Where a line of the data below has the string "button", copy that line.

== == ==

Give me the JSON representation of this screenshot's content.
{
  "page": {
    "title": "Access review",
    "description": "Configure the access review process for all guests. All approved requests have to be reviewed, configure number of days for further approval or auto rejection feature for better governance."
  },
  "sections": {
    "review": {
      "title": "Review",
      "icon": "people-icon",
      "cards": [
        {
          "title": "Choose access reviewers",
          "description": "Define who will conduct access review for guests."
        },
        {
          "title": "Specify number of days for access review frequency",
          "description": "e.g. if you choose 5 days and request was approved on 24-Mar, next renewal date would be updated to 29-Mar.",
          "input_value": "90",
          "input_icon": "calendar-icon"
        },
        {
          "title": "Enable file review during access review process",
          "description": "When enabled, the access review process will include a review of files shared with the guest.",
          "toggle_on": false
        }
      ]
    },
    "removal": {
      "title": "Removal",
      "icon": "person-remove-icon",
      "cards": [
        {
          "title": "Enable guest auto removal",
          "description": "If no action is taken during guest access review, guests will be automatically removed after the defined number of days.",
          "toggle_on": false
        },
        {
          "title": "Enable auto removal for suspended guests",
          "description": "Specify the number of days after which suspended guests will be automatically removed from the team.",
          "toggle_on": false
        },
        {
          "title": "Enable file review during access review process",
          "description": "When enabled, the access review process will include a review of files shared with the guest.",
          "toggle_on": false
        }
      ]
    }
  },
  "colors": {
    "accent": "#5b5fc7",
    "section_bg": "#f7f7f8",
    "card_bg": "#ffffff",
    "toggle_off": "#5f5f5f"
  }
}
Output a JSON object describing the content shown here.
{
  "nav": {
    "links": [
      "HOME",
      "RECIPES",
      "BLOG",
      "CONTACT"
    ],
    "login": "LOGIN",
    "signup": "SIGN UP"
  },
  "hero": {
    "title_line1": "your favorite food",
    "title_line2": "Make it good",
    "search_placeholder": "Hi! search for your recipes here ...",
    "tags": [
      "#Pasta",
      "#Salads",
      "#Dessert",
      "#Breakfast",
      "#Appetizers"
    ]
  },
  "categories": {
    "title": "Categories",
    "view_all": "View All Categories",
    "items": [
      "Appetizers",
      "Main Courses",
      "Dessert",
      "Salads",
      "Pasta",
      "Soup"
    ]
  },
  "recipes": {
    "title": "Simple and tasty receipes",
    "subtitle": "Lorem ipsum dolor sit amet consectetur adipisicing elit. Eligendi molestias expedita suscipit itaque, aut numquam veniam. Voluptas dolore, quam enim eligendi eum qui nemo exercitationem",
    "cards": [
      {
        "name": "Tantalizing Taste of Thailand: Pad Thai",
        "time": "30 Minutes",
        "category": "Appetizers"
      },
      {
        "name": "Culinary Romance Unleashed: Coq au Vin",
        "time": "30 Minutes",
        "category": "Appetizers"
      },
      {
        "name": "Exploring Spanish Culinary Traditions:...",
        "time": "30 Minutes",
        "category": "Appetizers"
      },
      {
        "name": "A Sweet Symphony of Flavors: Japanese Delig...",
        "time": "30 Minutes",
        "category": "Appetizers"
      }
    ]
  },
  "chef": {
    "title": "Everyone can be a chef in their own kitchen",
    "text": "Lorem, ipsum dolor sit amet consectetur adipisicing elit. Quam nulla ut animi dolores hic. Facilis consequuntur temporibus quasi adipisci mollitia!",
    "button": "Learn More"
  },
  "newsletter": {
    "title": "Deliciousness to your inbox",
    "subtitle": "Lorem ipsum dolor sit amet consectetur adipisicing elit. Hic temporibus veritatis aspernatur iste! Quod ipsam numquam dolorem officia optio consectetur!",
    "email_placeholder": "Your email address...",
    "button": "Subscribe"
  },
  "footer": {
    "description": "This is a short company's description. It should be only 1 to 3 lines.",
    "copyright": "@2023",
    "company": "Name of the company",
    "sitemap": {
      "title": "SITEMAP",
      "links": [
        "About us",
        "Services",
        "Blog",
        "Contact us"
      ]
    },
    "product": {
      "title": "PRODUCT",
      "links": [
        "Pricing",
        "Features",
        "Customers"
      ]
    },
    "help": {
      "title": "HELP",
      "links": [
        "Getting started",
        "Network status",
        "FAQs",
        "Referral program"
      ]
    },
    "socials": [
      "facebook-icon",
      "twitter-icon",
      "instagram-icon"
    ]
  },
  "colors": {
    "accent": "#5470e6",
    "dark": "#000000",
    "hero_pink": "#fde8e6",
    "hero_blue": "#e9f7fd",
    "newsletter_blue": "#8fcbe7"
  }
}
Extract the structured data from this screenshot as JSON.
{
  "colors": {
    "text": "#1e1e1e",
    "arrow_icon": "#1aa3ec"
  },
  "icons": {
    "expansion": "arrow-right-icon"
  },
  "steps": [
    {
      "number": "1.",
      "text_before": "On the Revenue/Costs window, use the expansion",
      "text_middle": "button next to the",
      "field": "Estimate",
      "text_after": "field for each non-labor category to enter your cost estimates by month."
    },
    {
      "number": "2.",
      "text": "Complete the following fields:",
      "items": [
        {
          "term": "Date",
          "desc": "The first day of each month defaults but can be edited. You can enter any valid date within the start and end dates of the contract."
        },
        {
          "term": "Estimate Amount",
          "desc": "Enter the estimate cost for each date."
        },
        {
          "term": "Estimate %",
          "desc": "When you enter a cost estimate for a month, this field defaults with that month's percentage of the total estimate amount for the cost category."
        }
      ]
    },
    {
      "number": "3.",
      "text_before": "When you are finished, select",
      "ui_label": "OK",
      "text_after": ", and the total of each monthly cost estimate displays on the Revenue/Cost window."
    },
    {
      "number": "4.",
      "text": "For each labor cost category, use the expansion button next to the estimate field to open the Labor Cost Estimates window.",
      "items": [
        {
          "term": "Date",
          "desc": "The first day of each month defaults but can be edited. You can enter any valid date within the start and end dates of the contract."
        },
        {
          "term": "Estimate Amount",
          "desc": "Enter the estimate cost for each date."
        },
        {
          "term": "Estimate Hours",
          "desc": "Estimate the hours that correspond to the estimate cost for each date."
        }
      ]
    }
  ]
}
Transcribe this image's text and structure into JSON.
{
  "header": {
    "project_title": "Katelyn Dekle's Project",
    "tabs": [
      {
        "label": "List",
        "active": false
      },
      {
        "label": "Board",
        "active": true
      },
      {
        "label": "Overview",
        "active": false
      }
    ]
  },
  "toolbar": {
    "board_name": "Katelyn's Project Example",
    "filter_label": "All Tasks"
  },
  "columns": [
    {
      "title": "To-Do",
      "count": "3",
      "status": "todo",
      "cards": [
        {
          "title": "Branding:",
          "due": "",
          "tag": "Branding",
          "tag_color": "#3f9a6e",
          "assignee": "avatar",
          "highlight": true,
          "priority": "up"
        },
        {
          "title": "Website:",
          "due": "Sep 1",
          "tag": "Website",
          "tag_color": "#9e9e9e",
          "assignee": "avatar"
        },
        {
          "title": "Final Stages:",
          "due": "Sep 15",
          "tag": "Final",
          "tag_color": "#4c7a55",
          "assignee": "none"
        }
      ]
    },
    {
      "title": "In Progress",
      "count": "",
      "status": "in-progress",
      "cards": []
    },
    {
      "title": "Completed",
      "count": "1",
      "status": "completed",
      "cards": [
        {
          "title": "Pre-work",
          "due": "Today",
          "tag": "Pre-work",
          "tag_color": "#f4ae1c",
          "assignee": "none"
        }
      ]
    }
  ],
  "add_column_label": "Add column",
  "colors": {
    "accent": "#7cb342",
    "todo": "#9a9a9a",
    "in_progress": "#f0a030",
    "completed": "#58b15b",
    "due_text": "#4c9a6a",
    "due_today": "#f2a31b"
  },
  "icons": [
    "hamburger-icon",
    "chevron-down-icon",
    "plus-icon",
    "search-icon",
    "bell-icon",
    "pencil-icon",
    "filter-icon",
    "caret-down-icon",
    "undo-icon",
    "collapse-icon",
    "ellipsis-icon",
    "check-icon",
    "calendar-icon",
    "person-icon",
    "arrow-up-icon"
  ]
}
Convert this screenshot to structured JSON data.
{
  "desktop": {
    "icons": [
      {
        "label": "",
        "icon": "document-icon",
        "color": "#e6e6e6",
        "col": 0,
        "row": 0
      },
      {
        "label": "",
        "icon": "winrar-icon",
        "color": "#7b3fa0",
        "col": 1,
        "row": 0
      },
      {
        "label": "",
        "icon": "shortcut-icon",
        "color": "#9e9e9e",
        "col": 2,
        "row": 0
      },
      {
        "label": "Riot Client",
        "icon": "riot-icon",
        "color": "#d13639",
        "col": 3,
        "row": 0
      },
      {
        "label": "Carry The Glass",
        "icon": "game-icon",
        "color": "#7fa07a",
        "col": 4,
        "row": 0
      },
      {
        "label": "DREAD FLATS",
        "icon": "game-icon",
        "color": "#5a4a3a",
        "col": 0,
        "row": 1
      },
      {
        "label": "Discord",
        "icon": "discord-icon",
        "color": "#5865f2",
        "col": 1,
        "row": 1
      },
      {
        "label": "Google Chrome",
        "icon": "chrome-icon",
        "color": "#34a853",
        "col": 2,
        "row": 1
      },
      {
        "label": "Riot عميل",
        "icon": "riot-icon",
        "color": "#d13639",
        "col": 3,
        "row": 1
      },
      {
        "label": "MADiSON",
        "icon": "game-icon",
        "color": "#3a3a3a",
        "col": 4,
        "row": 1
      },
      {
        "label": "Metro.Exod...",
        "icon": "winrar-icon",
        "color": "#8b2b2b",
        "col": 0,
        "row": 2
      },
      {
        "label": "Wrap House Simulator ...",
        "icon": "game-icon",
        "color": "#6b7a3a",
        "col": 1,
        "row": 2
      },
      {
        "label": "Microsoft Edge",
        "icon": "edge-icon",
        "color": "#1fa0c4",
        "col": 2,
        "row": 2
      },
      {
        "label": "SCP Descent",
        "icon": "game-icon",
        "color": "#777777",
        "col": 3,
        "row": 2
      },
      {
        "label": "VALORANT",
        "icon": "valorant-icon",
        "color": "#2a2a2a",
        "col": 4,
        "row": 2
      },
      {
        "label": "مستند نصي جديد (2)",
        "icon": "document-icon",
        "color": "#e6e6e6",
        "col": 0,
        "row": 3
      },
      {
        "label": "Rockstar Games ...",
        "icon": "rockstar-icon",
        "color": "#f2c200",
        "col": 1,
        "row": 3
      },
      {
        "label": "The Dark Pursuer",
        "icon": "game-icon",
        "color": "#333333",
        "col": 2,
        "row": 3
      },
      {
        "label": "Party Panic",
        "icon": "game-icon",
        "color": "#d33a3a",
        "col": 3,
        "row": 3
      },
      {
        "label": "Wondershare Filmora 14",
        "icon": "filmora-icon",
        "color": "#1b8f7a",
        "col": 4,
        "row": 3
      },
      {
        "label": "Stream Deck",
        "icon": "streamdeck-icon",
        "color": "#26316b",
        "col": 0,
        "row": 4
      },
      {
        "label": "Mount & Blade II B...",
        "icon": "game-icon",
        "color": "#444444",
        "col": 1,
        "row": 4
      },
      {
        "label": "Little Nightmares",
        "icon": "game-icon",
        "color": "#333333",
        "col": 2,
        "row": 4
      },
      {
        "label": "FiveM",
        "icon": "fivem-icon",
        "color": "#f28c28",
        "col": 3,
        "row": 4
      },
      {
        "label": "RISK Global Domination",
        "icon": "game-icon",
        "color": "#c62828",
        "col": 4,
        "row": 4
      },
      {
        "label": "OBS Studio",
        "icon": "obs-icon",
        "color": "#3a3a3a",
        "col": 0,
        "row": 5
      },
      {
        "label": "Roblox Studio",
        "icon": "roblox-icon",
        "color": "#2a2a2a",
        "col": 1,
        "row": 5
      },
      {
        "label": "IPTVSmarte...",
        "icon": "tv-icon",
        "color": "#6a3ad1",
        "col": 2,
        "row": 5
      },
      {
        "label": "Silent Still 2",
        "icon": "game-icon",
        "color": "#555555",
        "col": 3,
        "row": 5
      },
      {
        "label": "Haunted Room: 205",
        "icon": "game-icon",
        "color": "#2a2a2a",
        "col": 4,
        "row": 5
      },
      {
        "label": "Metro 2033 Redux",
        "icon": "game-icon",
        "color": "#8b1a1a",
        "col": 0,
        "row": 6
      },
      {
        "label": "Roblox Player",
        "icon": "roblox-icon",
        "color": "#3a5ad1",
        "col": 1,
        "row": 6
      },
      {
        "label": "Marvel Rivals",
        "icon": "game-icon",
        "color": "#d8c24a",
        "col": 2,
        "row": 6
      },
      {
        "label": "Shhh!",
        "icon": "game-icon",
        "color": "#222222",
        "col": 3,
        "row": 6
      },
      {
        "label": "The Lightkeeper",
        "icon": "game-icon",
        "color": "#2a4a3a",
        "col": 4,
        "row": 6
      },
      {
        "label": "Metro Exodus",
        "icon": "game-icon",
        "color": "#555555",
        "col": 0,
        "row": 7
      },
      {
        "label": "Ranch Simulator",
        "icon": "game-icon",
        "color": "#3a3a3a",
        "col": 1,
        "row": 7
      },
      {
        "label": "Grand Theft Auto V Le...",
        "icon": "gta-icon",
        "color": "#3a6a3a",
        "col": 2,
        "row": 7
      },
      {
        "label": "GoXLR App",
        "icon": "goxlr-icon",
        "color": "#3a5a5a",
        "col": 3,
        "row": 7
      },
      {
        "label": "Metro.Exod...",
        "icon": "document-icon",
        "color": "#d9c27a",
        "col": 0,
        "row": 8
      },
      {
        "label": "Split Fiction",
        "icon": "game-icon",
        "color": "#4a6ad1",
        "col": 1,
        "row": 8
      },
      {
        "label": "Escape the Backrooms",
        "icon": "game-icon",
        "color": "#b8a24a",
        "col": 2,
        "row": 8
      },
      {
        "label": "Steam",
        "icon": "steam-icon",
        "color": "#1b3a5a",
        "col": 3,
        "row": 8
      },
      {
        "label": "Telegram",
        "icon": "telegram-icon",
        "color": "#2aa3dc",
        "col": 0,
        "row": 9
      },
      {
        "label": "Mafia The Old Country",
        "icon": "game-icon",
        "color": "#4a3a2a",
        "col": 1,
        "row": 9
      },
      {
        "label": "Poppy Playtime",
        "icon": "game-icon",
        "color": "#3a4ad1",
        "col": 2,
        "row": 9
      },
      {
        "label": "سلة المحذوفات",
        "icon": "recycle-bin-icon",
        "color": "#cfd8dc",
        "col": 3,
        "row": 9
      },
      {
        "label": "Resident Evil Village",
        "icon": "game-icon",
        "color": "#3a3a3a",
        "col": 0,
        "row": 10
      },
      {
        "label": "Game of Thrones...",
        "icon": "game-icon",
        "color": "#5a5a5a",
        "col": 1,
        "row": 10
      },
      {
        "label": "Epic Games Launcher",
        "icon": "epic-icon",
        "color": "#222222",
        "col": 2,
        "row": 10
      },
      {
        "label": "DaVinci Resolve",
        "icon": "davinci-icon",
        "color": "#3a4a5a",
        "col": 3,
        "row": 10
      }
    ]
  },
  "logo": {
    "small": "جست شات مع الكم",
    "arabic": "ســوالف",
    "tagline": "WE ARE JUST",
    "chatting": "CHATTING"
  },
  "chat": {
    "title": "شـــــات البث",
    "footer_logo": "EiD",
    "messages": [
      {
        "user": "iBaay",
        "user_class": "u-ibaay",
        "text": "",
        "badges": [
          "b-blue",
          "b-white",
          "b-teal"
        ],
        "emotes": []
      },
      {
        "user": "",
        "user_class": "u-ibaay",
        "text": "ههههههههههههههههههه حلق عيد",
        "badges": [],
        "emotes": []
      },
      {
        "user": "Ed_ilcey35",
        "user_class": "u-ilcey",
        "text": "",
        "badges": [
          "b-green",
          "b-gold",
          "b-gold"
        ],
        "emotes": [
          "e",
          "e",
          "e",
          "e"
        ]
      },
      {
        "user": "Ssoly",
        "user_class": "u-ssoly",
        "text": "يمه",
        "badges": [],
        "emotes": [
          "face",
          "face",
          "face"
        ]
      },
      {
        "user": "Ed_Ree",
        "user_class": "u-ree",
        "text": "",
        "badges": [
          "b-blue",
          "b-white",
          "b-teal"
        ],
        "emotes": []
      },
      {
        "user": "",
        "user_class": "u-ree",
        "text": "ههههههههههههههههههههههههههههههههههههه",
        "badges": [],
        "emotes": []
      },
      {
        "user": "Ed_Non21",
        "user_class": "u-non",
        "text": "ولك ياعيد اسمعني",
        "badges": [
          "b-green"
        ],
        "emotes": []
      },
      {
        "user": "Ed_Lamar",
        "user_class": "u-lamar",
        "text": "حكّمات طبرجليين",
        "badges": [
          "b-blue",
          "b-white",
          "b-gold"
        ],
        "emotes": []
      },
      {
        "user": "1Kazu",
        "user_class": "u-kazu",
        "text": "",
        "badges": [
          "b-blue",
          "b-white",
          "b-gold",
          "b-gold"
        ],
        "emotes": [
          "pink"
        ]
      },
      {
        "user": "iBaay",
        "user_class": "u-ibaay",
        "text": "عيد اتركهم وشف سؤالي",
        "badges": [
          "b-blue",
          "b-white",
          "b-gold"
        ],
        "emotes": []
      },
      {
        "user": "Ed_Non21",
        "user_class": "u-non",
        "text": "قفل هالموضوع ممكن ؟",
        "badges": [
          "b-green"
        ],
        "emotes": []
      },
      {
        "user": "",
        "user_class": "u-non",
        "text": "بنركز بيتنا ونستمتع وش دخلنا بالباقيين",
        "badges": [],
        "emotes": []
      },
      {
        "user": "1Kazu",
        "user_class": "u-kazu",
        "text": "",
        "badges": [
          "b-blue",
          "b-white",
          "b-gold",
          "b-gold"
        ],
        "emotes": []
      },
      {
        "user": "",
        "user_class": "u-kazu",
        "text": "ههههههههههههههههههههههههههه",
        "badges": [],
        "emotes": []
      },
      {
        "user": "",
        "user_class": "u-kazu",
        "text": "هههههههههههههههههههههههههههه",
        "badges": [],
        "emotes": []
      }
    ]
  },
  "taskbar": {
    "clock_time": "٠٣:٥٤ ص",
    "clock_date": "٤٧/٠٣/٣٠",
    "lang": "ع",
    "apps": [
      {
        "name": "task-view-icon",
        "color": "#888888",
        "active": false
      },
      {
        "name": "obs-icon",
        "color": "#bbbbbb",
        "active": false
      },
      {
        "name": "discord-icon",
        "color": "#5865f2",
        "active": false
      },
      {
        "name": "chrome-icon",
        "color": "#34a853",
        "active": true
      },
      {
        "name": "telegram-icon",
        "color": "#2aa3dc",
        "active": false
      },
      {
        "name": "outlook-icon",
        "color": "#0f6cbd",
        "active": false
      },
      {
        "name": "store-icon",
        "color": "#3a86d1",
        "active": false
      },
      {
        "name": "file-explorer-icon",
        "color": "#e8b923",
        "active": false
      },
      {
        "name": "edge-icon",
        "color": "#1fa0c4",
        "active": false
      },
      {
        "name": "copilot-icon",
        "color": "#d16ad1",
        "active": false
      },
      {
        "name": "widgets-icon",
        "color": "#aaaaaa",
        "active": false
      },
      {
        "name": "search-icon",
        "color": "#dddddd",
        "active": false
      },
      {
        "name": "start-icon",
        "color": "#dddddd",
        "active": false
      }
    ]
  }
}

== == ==

(Answer to this exercise):
    "button": "Learn More"
    "button": "Subscribe"
      "text_middle": "button next to the",
      "text": "For each labor cost category, use the expansion button next to the estimate field to open the Labor Cost Estimates window.",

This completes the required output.